Birth to Earth. Womb to Tomb. That’s how I feel in my loyalty to the musical genre in general, and my love for West Side Story in particular. And although I can’t count how many times I have seen the 1961 film version (for reference one of DOZENS of films I lost count of after 25+ viewings), the 1961 film competes with the production at the Naval Academy in the late 80s for most memorable, most endearing. I have seen West Side Story in every kind of venue but you can’t forget sitting in the balcony at the climax and a real life baby cries in the audience literally one second before Chino shoots Tony. Nothing can match that timing.
I also have a wide berth for remakes of any kind – especially musicals since the whole point of theatre is to keep putting on productions of the written word – night after night, generation after generation. And so even though I had reservations about the 2021 film adaptation of West Side Story, I also had hope. With any remake, I tend to go in with low expectations so not to disappoint myself, but with others giving it good reviews I started to have hope that it would be good, or at least good enough.
But let me back up a moment. Most of the time it’s the main character(s) that carry a production. That actually was never the case with the 1961 film version. I always like Natalie Wood but she didn’t do the actual singing and while I wished Richard Beymer was in other musicals I could watch, I could have lived with different actors as Tony and Maria (if they could sing and had enough chemistry). Beyner and Wood were good enough but it was the supporting cast… Russ Tamblyn, Rita Moreno, and George Chakiris…that I could watch all day long. And the songs. The passion in the songs.

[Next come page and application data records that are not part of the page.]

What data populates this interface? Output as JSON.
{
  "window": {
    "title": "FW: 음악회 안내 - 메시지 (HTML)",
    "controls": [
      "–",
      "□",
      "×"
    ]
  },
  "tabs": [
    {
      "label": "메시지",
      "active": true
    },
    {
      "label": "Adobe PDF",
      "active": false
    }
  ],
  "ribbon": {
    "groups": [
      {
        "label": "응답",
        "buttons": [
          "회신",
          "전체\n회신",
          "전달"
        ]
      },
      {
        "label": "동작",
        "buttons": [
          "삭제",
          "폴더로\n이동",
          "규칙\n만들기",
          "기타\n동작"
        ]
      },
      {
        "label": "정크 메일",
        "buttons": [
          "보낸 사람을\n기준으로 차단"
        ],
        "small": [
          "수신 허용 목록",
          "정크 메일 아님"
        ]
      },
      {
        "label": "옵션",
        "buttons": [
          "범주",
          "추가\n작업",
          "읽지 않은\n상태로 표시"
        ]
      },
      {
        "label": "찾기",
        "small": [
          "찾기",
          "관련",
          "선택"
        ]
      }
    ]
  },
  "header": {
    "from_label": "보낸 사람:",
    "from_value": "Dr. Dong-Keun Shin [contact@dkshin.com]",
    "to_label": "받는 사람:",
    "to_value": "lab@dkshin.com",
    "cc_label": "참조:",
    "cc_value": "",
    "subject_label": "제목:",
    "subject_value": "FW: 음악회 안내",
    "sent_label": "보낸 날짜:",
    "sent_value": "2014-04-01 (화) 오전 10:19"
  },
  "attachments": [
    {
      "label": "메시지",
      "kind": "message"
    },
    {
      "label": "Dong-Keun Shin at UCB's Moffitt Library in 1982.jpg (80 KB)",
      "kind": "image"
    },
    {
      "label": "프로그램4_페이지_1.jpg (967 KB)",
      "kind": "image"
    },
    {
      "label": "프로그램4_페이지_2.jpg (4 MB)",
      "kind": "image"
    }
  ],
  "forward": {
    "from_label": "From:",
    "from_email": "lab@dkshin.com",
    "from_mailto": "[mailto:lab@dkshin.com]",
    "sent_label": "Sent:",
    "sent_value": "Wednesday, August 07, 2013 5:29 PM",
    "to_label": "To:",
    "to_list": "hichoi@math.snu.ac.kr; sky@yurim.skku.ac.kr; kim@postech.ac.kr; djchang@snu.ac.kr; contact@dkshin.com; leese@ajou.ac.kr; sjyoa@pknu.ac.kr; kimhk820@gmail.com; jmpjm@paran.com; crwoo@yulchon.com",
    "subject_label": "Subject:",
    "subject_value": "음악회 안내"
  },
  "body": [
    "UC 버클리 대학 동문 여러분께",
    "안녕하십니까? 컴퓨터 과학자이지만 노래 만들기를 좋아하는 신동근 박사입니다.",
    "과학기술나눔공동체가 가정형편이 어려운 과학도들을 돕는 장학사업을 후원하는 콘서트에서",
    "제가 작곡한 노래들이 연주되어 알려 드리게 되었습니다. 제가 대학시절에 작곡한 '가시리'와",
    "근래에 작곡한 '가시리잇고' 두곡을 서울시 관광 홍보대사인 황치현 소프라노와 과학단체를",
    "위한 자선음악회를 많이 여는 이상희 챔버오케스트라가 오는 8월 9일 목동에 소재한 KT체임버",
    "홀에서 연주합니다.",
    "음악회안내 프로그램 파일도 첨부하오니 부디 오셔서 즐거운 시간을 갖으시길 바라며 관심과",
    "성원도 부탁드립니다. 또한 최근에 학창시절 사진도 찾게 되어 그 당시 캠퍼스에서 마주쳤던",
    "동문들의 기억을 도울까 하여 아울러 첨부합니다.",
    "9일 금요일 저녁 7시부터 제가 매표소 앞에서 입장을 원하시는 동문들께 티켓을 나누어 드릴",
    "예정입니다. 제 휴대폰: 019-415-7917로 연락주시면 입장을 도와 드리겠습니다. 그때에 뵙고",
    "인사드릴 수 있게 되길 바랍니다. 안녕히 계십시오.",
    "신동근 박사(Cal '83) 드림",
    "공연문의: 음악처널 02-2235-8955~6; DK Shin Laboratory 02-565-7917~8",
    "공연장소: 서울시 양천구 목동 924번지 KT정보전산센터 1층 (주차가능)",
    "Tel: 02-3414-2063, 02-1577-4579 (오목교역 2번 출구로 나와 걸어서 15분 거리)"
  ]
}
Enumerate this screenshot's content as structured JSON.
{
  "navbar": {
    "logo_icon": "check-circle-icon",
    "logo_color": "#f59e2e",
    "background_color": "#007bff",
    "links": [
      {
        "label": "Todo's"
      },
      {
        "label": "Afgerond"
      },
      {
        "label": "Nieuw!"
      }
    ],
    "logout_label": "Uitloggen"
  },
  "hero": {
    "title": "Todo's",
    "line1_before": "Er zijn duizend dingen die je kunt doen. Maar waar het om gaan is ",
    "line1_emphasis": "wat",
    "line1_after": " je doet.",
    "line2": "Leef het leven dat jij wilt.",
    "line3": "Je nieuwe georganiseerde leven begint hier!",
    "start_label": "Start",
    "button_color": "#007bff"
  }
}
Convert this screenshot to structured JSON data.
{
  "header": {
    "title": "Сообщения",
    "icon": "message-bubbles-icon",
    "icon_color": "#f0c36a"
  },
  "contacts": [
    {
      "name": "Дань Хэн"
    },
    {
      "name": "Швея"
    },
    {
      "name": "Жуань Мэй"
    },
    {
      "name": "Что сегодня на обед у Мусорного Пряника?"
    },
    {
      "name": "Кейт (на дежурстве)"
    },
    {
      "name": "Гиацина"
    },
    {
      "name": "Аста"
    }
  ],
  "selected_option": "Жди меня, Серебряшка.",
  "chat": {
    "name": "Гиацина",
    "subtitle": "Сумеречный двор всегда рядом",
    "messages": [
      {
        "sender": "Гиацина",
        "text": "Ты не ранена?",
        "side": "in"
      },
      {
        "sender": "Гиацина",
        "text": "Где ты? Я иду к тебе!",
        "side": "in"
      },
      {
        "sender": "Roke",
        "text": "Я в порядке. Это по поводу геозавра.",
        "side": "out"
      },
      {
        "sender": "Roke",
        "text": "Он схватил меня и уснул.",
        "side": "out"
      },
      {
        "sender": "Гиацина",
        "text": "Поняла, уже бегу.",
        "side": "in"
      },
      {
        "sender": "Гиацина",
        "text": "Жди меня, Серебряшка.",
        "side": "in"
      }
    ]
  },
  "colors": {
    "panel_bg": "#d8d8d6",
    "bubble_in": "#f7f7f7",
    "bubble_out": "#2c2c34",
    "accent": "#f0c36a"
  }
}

So even when my instincts were telling me the main characters in the new film would not be that great, I didn’t care because I would be happy with just adequate as long as everything else had that spark I hope for in any West Side Story production.
The spark wasn’t there. At all. There is potential in Rachel Zegler as Maria (and I am looking forward to her as Snow White) but I saw zero connection with Ansel Elgort, even in the beautiful backdrop of The Cloisters where they partake in their vows. And I wished we had more from Ariana DeBose, but I feel we didn’t come close to seeing her full range as Anita. The actors playing Riff and Bernardo, along with the rest of the Jets and Sharks, were all huge let downs to me. I saw zero chemistry anywhere, in what almost was an amateurish attempt to be in a musical. The Annapolis High School version in the 1990s was better. The one shining light in terms of role and change was Rita Moreno replacing Doc as Valentina.
Yet the failure in the casting was not what has led me to turn this review from a normal Facebook post into a blog post. Spielberg – who yes I love as well – made what some call a racist musical (If you dig deep) even worse. With the exception of the addition of Valentina, the changes to the storyline along with some of the settings were cringeworthy to me. In no particular order, I hated every second of the scene where Riff bought the gun. It was unnecessary and had no relevant dialogue to carry the storyline forward. Which leads me to maybe the biggest draw from the 1961 film, I despised the new twist on “Cool” when Tony took the lead of the song to try to get the gun from Riff. Sorry, but even with “Cool” not even being in my top five musical number, out of all the scenes in the 1961 film, nothing can replace that sensation as Ice takes control in the darkness of the parking garage. And why revert to the Miracle on 34th Street throwback of Gimbels instead of a normal local bridal shop (or Maria’s bedroom) for “I Feel Pretty”. Speaking of which, I wholeheartedly agree with the critics who are accusing the film of increased stereotypes by changing the group in “I Feel Pretty” from garment workers …which were a fixture of the fashion industry at the time…to our stereotypical Hispanic cleaners.
Here is another thing that can be an aha moment for those who pay attention. I praise the fact they changed the character Anybodys from a tomboy to a transgender male. BUT if you are going to do that, pay attention to the whole script. I have always loved “Gee Officer Krupke”, even have it as a downloaded song on my phone. But after today, I am deleting it. The line “My brother wears a dress” after a list of other family problems and right before “Goodness Gracious, that’s why I’m a mess!” is not humorous or appropriate if we are going to fully support the transgender community or others who don’t adhere to gender stereotypes. If the 2021 film of In the Heights can change a line in “96,000” because of a now inappropriate reference, why couldn’t the 2021 West Side Story do it?
Put it all together and there simply was no world full of light, with suns and moons all over the place in this production of West Side Story.